Uglow preferred his canvas to be square and golden rectangle or a rectangle of exact root value. Colour was fundamental to his understanding, as you can see from the Gallery below he used quite a lot of bright colour. He used blue in the background as well as a lot of yellows and greens. He also used photography in some aspects of his work which you can see from his painting ‘Skull’.
Albert Giacometti was a Swiss artist born in 1901 and dying in 1966. He was a sculptor, painter, draftsman and printmaker. Born in Borgonovo Switzerland, he was the eldest of four children of Giovanni Giacometti. Giovanni was a well known post-impressionist painter. He became interested in Art from an early age most likely due to the fact that he came from an Artistic background.

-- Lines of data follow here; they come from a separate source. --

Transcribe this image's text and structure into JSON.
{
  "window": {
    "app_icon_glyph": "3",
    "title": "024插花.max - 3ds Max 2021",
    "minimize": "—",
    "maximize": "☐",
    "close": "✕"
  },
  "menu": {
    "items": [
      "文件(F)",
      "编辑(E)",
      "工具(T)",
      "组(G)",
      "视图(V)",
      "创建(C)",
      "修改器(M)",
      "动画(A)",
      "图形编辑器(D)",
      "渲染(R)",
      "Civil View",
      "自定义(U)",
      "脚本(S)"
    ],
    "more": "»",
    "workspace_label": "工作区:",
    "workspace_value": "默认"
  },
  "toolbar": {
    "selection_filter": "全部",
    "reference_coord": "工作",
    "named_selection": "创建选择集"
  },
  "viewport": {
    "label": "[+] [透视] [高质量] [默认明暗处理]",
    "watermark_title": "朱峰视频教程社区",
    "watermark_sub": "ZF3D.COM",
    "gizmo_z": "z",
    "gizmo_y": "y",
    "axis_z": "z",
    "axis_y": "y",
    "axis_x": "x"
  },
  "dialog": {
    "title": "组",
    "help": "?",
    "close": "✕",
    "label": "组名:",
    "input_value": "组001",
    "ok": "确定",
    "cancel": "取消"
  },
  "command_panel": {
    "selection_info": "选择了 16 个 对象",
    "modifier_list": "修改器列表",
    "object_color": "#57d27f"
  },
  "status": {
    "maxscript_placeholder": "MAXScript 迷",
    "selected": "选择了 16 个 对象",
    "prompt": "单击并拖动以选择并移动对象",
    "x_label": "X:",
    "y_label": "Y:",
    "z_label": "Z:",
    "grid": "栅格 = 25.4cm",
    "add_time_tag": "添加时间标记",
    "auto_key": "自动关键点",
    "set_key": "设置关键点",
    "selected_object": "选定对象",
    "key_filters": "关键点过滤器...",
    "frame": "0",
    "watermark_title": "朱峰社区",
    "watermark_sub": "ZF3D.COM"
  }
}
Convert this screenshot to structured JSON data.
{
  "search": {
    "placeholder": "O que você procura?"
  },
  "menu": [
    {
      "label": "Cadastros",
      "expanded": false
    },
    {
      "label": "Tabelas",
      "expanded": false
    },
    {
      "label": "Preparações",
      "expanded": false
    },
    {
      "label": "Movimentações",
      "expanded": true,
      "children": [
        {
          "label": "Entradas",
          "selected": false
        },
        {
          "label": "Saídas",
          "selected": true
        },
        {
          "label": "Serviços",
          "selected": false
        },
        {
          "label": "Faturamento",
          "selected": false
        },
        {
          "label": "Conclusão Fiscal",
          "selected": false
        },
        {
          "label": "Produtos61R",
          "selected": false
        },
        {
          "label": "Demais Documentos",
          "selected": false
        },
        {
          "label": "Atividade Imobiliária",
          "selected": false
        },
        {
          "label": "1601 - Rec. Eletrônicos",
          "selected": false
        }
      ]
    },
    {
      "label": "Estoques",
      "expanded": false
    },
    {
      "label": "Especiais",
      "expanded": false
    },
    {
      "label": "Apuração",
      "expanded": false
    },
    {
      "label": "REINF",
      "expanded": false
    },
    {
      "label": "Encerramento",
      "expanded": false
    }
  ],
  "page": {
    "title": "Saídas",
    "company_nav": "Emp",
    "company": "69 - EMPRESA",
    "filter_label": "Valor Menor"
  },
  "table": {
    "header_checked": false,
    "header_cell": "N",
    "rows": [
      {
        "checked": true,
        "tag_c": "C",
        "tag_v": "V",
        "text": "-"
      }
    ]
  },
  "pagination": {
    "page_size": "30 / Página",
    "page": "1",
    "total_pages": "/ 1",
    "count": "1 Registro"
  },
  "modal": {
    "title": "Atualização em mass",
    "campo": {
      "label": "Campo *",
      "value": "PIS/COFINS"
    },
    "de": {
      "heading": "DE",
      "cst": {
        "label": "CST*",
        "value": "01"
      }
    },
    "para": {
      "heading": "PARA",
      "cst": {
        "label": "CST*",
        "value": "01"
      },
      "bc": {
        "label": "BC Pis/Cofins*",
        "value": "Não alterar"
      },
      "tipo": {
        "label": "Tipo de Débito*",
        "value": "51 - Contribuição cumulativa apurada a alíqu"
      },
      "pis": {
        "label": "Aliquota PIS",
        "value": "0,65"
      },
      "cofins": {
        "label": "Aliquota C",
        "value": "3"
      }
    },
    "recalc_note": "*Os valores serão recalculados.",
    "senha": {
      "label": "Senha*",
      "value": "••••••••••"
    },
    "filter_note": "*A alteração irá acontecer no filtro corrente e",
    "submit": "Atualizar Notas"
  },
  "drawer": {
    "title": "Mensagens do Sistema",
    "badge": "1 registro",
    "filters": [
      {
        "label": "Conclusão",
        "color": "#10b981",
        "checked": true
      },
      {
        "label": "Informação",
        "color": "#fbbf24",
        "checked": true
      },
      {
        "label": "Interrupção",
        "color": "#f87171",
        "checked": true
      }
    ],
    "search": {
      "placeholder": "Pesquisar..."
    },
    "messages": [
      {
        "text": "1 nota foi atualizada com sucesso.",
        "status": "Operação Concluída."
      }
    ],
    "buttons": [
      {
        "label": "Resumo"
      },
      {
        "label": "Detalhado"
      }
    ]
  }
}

In 1922, he moved to Paris to study under the sculptor Antoine Bourdelle, it was there that Albert Giacometti experimented with Cubism and Surrealism. When he first started working on his sculptures he focused on the human head. He preferred using models he was close to, such as his sister Isabel Rawsthorne, Isabel was also an artist. In his later life his sculptures got bigger and better, he shifted his focus to the body instead of just the head.
When it comes to his drawings, they are extremely sketchy. The way in which he uses a great number of lines would indicate that he is drawing whilst looking at an object as a supposed to looking at the drawing itself. His drawings and sculptures are similar in terms of the fact that they have the appearance of sketchiness and are often distorted figures. You can see in the Gallery below the similarities between his sculptures and drawings.
Guillermo Del Toro
Guillermo del Toro is a Mexican filmmaker born in 1964. He is a director, screenwriter, producer, author, actor and former special effects makeup artist. However, he is probably most known for directing the Academy Award winning fantasy film Pan’s Labyrinth (2006). Whilst he is not considered an Artist, he actually created a Sketchbook for Pan’s Labyrinth with a number of surreal and interesting drawings. Below is a Gallery containing numerous pages from his sketchbooks.
Pan’s Labyrinth is a dark fantasy film, it was realeased in 2006 but some of the oldest parts of the sketchbook go as far back as 1993. As you can see below from del Toro’s sketches, there is a nightmareish element to his drawings. You can barely make out what the writing says but the drawings give some sort of indication as to what is going on in each part.
One of the first drawings in the Gallery is called the ‘nerve ghost’, you can sort of see that idea in the ghostly appearance of his face and then the red body gives that impression of nerves. The nerve ghost was an original idea for ‘The Pale Man’, in fact a lot of these ideas were original ideas and ones that didn’t necessarily make it to the film. The Pale Man in the film is still extremely disturbing and looks extremely similar to one of the bottom photos in the Gallery, the one with the long face and wide eyes. Del Toro is obviously extremely talented when it comes to drawing and has pages and pages of his artwork in sketchbooks.